The ISS over the Pacific Ocean
The International Space Station (ISS) will travel over Central Texas tonight and you can see it if the clouds cooperate. It will be visible for 6 minutes (it moves pretty fast). Look to the southwest at 9:16 PM. It will travel from southwest to northeast, reaching a maximum elevation of 79 degrees. Just FYI, 90 degrees would be straight overhead.
The ISS is the third brightest object in the sky, after the sun and the moon . . . even brighter than Venus, which you can see low in the west at dusk.
You can sign up for a free text alert from NASA to let you know when the ISS will be visible in your area. It is always either in the early evening or the pre-dawn hours. The sun is below the horizon for you and me but the ISS is not yet in the shadow of the earth. In other words, the sun has not set or risen for the crew of the ISS.
Here is the link: Spot the Station
Here is what the text messages look like: (SpotTheStation) Time: Wed Jun 05 9:16 PM, Visible: 6 min, Max Height: 79 degrees, Appears: SW, Disappears: NE
As you can see, I translated it for you at the beginning of this article but it’s pretty simple once you know the code. By the way, you can tell it’s not an airplane because there are no flashing lights and it is completely silent. If you have never seen it, you’ll be amazed!
Stewart Dale Spencer
This is from Tony Flanders at SkyandTelescope.com: “A remarkable series of events takes place low in the west-northwest shortly after sunset from late May to late June. It features the tightest three-planet grouping visible without binoculars until 2026 and an excellent apparition of Mercury.”
What does that have to do with Coupland you say? Well, it just so happens that Coupland is a great place to stargaze . . . or in this case, planetgaze, which, by the way, is my primary moniker on the Internet: planetgazer. Watching the planets is a wonderful pastime because you can do it without any special equipment and it’s a lot of fun to point them out to people. Most people pay little to no attention to the constantly changing skies, especially the night sky. I have made it a point my whole life to share my passion for sky watching with my family, my friends, and anyone else who will listen.

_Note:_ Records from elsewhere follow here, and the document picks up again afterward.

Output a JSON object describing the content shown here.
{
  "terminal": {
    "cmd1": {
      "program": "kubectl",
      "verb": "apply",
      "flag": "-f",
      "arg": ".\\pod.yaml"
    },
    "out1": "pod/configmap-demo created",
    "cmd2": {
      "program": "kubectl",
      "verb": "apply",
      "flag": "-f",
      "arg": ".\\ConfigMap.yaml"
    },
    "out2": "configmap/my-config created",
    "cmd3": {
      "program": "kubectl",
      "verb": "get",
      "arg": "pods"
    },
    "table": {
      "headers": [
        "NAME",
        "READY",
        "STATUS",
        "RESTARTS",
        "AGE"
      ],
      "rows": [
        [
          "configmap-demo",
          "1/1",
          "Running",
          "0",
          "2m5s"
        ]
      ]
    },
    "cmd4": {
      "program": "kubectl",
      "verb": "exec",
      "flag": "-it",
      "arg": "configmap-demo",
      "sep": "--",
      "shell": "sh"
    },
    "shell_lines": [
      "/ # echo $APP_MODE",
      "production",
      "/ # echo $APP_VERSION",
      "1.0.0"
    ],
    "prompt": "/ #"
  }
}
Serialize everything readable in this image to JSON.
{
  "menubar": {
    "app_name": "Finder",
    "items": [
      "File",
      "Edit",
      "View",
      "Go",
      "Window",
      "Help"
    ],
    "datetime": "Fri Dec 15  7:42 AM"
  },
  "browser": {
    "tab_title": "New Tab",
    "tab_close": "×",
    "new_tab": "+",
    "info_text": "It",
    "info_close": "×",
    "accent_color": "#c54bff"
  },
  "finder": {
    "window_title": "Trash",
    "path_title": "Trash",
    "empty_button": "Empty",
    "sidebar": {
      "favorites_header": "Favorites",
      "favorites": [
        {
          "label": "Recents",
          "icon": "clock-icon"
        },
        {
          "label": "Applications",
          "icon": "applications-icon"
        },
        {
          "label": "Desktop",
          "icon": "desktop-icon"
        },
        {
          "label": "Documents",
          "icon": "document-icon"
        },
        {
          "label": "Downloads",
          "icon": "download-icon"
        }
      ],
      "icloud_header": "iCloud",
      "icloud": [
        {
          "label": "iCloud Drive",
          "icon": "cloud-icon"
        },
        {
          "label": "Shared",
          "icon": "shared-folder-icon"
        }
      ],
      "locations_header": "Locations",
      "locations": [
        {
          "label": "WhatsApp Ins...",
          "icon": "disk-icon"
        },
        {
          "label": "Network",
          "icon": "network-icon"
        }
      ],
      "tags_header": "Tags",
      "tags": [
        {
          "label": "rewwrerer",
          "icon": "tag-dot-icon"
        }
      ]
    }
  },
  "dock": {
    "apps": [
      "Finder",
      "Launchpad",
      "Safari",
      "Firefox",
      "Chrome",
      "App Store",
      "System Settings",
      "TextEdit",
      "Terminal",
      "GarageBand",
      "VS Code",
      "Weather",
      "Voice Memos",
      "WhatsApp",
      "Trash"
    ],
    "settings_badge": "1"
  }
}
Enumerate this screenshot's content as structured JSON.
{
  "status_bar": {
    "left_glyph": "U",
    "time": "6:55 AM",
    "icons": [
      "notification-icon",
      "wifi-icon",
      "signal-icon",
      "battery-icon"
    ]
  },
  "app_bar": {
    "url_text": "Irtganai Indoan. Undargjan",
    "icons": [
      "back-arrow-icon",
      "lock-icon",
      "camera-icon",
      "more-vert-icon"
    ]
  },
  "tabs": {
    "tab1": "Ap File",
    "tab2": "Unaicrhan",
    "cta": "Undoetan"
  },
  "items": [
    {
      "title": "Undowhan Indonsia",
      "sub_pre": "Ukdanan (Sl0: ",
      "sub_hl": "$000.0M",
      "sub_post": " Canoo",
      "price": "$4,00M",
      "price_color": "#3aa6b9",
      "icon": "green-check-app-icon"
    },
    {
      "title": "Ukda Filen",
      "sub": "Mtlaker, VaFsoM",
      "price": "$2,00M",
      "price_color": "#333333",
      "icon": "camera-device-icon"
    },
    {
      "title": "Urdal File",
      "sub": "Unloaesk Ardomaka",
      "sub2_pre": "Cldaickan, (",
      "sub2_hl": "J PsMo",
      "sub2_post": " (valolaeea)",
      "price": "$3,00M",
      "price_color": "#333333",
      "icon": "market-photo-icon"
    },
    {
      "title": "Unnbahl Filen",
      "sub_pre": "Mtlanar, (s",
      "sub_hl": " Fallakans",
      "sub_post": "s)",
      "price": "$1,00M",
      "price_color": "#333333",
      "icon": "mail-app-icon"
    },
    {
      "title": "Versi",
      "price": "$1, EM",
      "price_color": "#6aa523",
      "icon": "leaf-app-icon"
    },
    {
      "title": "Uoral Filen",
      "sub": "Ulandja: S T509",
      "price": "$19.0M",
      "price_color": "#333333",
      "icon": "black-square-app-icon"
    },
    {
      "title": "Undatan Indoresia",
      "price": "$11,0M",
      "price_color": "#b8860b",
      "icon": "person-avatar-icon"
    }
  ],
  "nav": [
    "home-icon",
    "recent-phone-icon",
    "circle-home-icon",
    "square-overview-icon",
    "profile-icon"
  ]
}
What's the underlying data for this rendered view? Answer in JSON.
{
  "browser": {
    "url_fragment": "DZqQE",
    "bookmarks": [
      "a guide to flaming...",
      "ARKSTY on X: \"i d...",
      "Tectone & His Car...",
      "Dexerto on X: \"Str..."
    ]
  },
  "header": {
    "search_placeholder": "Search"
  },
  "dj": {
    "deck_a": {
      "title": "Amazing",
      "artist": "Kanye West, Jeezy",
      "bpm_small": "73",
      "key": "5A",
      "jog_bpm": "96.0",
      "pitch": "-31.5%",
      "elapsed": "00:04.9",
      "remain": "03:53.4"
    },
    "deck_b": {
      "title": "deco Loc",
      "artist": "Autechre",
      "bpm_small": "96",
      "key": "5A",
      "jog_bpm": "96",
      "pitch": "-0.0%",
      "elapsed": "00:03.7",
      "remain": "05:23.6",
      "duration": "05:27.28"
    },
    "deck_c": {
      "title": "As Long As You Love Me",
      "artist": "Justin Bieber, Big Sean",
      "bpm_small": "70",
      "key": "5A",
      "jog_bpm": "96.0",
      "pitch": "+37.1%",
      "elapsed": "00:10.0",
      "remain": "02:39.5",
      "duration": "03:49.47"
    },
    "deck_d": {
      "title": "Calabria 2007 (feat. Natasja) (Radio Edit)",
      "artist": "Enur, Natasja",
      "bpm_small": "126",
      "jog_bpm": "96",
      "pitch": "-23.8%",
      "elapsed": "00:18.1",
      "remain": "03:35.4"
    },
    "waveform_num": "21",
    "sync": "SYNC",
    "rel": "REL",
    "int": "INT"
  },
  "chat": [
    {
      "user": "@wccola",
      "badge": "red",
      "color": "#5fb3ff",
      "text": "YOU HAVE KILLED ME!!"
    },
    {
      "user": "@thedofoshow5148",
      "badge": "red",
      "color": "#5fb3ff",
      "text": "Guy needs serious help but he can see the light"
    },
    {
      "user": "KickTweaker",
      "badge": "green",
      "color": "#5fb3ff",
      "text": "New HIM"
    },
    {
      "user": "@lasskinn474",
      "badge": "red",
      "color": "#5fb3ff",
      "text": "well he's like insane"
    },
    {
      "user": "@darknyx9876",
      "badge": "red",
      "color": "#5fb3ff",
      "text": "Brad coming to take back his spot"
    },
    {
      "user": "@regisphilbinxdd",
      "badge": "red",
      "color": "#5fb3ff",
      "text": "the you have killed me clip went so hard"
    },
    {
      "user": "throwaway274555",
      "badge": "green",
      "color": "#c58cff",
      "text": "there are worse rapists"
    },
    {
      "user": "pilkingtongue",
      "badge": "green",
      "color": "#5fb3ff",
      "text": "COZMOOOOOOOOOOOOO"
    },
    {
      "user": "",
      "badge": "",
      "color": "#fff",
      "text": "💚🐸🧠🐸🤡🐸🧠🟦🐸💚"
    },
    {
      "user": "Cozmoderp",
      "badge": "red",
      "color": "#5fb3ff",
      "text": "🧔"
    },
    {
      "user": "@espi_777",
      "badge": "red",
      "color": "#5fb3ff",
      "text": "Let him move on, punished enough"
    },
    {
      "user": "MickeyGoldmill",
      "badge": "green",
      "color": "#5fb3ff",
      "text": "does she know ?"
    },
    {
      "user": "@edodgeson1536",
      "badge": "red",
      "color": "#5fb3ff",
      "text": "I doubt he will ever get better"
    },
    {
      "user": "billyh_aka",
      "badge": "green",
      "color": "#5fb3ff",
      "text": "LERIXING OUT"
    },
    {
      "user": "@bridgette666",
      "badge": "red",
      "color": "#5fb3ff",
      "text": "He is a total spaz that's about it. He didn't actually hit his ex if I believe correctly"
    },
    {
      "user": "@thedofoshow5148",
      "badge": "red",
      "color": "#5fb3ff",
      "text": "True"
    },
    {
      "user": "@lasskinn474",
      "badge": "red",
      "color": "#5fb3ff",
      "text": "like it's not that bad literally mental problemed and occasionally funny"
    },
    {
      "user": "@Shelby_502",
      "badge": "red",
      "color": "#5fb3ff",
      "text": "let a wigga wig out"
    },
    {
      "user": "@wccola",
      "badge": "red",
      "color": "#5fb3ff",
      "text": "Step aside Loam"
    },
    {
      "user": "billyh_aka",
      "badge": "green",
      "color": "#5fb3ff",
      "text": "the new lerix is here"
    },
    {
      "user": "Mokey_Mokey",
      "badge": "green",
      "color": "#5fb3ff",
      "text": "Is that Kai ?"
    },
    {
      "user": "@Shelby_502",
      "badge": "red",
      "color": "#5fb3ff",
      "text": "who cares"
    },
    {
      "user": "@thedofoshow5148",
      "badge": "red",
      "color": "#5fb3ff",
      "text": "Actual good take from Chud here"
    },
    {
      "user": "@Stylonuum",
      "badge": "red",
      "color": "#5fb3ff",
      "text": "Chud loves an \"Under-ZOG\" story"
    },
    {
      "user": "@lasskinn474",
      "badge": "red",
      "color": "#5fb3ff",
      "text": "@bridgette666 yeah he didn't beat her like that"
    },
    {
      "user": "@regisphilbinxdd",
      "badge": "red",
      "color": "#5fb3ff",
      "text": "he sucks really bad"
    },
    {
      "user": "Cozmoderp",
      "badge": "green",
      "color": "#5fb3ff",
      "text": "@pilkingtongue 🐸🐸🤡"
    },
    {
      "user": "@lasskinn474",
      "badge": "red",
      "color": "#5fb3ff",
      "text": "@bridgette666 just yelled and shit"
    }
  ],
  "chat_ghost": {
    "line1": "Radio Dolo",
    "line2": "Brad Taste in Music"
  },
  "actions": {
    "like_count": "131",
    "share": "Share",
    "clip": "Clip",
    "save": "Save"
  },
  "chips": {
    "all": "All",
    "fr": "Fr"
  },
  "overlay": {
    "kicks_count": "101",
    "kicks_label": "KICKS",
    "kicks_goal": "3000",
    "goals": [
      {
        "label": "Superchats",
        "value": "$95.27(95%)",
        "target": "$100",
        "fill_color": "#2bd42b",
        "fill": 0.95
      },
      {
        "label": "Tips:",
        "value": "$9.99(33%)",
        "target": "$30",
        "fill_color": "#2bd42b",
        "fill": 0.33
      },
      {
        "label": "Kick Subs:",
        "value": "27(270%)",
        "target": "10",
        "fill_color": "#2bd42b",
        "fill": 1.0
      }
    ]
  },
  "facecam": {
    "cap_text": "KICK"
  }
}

A great place to watch this particular night sky show is in front of the aptly-named Hilltop Storage on Powell Street. The skies may not be clear, or they could be hazy, and the lights from Austin, Pflugerville, and Round Rock don’t help. You might be interested to hear about the work of the International Dark Sky Association. Excessive light pollution can be avoided and even reversed!
Regardless, the skies are fairly dark above Coupland, especially toward the east. Perhaps there are a few folks in Coupland who have nice telescopes and wouldn’t mind sharing them a few times a year for some star parties. The Universe is truly an awesome place and Coupland is a great place to experience it!
Click here for the whole story. As Mr. Spock would say, “Fascinating.”
Stewart Dale Spencer